**Aim of the task**:
Reproduce the complete set of records, exactly as they appear.
--- Material provided Enclosed Below ---
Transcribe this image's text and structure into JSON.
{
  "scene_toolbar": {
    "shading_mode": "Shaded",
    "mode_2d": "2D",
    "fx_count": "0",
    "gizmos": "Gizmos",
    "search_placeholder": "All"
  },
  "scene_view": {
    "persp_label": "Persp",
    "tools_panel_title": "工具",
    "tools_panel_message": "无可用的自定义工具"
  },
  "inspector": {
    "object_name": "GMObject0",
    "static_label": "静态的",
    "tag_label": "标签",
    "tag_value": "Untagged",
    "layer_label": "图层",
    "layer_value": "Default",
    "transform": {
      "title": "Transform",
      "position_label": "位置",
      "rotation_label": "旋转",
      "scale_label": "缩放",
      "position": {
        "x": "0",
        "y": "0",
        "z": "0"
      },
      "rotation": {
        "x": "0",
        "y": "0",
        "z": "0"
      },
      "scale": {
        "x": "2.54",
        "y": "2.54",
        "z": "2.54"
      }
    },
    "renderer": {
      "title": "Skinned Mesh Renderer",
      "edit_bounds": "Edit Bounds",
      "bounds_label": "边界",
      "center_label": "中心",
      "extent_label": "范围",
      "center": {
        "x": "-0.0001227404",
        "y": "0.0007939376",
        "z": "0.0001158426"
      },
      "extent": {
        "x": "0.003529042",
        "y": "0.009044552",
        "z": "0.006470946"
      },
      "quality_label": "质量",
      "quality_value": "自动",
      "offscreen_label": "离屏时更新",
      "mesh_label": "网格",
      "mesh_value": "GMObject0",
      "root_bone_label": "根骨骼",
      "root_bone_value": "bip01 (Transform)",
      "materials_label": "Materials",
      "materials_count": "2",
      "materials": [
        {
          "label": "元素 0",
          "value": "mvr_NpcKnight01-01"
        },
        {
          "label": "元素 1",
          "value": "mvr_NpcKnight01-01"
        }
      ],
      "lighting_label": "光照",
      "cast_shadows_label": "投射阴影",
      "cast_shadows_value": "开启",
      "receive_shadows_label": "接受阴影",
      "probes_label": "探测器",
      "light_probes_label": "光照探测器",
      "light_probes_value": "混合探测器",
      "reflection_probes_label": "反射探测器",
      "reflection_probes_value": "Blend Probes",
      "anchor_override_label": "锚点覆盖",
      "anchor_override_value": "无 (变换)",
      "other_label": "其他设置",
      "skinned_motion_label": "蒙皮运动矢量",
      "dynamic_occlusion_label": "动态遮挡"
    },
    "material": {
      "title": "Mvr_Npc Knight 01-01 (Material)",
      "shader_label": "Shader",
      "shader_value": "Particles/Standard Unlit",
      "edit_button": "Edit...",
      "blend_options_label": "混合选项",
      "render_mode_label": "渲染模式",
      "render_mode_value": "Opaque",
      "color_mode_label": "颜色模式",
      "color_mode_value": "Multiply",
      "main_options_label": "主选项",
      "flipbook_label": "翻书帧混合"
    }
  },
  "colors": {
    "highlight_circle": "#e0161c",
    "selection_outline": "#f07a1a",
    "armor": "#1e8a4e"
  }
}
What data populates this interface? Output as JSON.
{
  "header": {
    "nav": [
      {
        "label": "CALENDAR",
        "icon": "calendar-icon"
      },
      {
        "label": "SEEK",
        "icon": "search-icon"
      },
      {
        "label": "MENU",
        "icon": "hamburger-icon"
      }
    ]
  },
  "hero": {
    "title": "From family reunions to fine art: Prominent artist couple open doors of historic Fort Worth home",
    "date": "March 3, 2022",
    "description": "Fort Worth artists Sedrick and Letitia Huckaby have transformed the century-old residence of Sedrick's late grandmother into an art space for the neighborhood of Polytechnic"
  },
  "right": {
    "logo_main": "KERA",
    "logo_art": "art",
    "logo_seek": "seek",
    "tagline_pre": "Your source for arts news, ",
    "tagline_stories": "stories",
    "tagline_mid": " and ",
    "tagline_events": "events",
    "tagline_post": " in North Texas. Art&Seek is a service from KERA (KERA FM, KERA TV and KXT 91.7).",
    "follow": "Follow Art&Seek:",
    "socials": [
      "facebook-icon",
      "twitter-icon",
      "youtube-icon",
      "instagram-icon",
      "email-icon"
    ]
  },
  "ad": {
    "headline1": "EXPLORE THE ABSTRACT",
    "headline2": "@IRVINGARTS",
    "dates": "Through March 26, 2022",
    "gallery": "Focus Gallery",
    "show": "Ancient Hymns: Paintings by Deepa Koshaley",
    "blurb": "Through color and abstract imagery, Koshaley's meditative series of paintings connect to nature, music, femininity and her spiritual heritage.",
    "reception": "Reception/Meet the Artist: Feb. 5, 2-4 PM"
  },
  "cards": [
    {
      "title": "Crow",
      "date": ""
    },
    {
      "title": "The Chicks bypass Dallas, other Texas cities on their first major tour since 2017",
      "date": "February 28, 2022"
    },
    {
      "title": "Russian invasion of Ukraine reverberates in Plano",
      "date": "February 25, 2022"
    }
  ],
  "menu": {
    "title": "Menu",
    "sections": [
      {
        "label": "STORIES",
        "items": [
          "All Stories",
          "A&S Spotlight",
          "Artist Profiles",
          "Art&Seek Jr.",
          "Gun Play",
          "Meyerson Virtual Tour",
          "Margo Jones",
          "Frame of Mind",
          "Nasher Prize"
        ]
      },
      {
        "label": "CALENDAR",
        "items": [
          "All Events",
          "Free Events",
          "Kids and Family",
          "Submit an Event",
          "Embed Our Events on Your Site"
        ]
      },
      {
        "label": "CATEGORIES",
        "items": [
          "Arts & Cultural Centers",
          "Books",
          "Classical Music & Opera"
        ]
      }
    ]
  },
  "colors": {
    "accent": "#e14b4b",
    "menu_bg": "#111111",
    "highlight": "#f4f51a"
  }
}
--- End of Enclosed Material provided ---
**Result of the task**:
Transcribe this image's text and structure into JSON.
{
  "scene_toolbar": {
    "shading_mode": "Shaded",
    "mode_2d": "2D",
    "fx_count": "0",
    "gizmos": "Gizmos",
    "search_placeholder": "All"
  },
  "scene_view": {
    "persp_label": "Persp",
    "tools_panel_title": "工具",
    "tools_panel_message": "无可用的自定义工具"
  },
  "inspector": {
    "object_name": "GMObject0",
    "static_label": "静态的",
    "tag_label": "标签",
    "tag_value": "Untagged",
    "layer_label": "图层",
    "layer_value": "Default",
    "transform": {
      "title": "Transform",
      "position_label": "位置",
      "rotation_label": "旋转",
      "scale_label": "缩放",
      "position": {
        "x": "0",
        "y": "0",
        "z": "0"
      },
      "rotation": {
        "x": "0",
        "y": "0",
        "z": "0"
      },
      "scale": {
        "x": "2.54",
        "y": "2.54",
        "z": "2.54"
      }
    },
    "renderer": {
      "title": "Skinned Mesh Renderer",
      "edit_bounds": "Edit Bounds",
      "bounds_label": "边界",
      "center_label": "中心",
      "extent_label": "范围",
      "center": {
        "x": "-0.0001227404",
        "y": "0.0007939376",
        "z": "0.0001158426"
      },
      "extent": {
        "x": "0.003529042",
        "y": "0.009044552",
        "z": "0.006470946"
      },
      "quality_label": "质量",
      "quality_value": "自动",
      "offscreen_label": "离屏时更新",
      "mesh_label": "网格",
      "mesh_value": "GMObject0",
      "root_bone_label": "根骨骼",
      "root_bone_value": "bip01 (Transform)",
      "materials_label": "Materials",
      "materials_count": "2",
      "materials": [
        {
          "label": "元素 0",
          "value": "mvr_NpcKnight01-01"
        },
        {
          "label": "元素 1",
          "value": "mvr_NpcKnight01-01"
        }
      ],
      "lighting_label": "光照",
      "cast_shadows_label": "投射阴影",
      "cast_shadows_value": "开启",
      "receive_shadows_label": "接受阴影",
      "probes_label": "探测器",
      "light_probes_label": "光照探测器",
      "light_probes_value": "混合探测器",
      "reflection_probes_label": "反射探测器",
      "reflection_probes_value": "Blend Probes",
      "anchor_override_label": "锚点覆盖",
      "anchor_override_value": "无 (变换)",
      "other_label": "其他设置",
      "skinned_motion_label": "蒙皮运动矢量",
      "dynamic_occlusion_label": "动态遮挡"
    },
    "material": {
      "title": "Mvr_Npc Knight 01-01 (Material)",
      "shader_label": "Shader",
      "shader_value": "Particles/Standard Unlit",
      "edit_button": "Edit...",
      "blend_options_label": "混合选项",
      "render_mode_label": "渲染模式",
      "render_mode_value": "Opaque",
      "color_mode_label": "颜色模式",
      "color_mode_value": "Multiply",
      "main_options_label": "主选项",
      "flipbook_label": "翻书帧混合"
    }
  },
  "colors": {
    "highlight_circle": "#e0161c",
    "selection_outline": "#f07a1a",
    "armor": "#1e8a4e"
  }
}
What data populates this interface? Output as JSON.
{
  "header": {
    "nav": [
      {
        "label": "CALENDAR",
        "icon": "calendar-icon"
      },
      {
        "label": "SEEK",
        "icon": "search-icon"
      },
      {
        "label": "MENU",
        "icon": "hamburger-icon"
      }
    ]
  },
  "hero": {
    "title": "From family reunions to fine art: Prominent artist couple open doors of historic Fort Worth home",
    "date": "March 3, 2022",
    "description": "Fort Worth artists Sedrick and Letitia Huckaby have transformed the century-old residence of Sedrick's late grandmother into an art space for the neighborhood of Polytechnic"
  },
  "right": {
    "logo_main": "KERA",
    "logo_art": "art",
    "logo_seek": "seek",
    "tagline_pre": "Your source for arts news, ",
    "tagline_stories": "stories",
    "tagline_mid": " and ",
    "tagline_events": "events",
    "tagline_post": " in North Texas. Art&Seek is a service from KERA (KERA FM, KERA TV and KXT 91.7).",
    "follow": "Follow Art&Seek:",
    "socials": [
      "facebook-icon",
      "twitter-icon",
      "youtube-icon",
      "instagram-icon",
      "email-icon"
    ]
  },
  "ad": {
    "headline1": "EXPLORE THE ABSTRACT",
    "headline2": "@IRVINGARTS",
    "dates": "Through March 26, 2022",
    "gallery": "Focus Gallery",
    "show": "Ancient Hymns: Paintings by Deepa Koshaley",
    "blurb": "Through color and abstract imagery, Koshaley's meditative series of paintings connect to nature, music, femininity and her spiritual heritage.",
    "reception": "Reception/Meet the Artist: Feb. 5, 2-4 PM"
  },
  "cards": [
    {
      "title": "Crow",
      "date": ""
    },
    {
      "title": "The Chicks bypass Dallas, other Texas cities on their first major tour since 2017",
      "date": "February 28, 2022"
    },
    {
      "title": "Russian invasion of Ukraine reverberates in Plano",
      "date": "February 25, 2022"
    }
  ],
  "menu": {
    "title": "Menu",
    "sections": [
      {
        "label": "STORIES",
        "items": [
          "All Stories",
          "A&S Spotlight",
          "Artist Profiles",
          "Art&Seek Jr.",
          "Gun Play",
          "Meyerson Virtual Tour",
          "Margo Jones",
          "Frame of Mind",
          "Nasher Prize"
        ]
      },
      {
        "label": "CALENDAR",
        "items": [
          "All Events",
          "Free Events",
          "Kids and Family",
          "Submit an Event",
          "Embed Our Events on Your Site"
        ]
      },
      {
        "label": "CATEGORIES",
        "items": [
          "Arts & Cultural Centers",
          "Books",
          "Classical Music & Opera"
        ]
      }
    ]
  },
  "colors": {
    "accent": "#e14b4b",
    "menu_bg": "#111111",
    "highlight": "#f4f51a"
  }
}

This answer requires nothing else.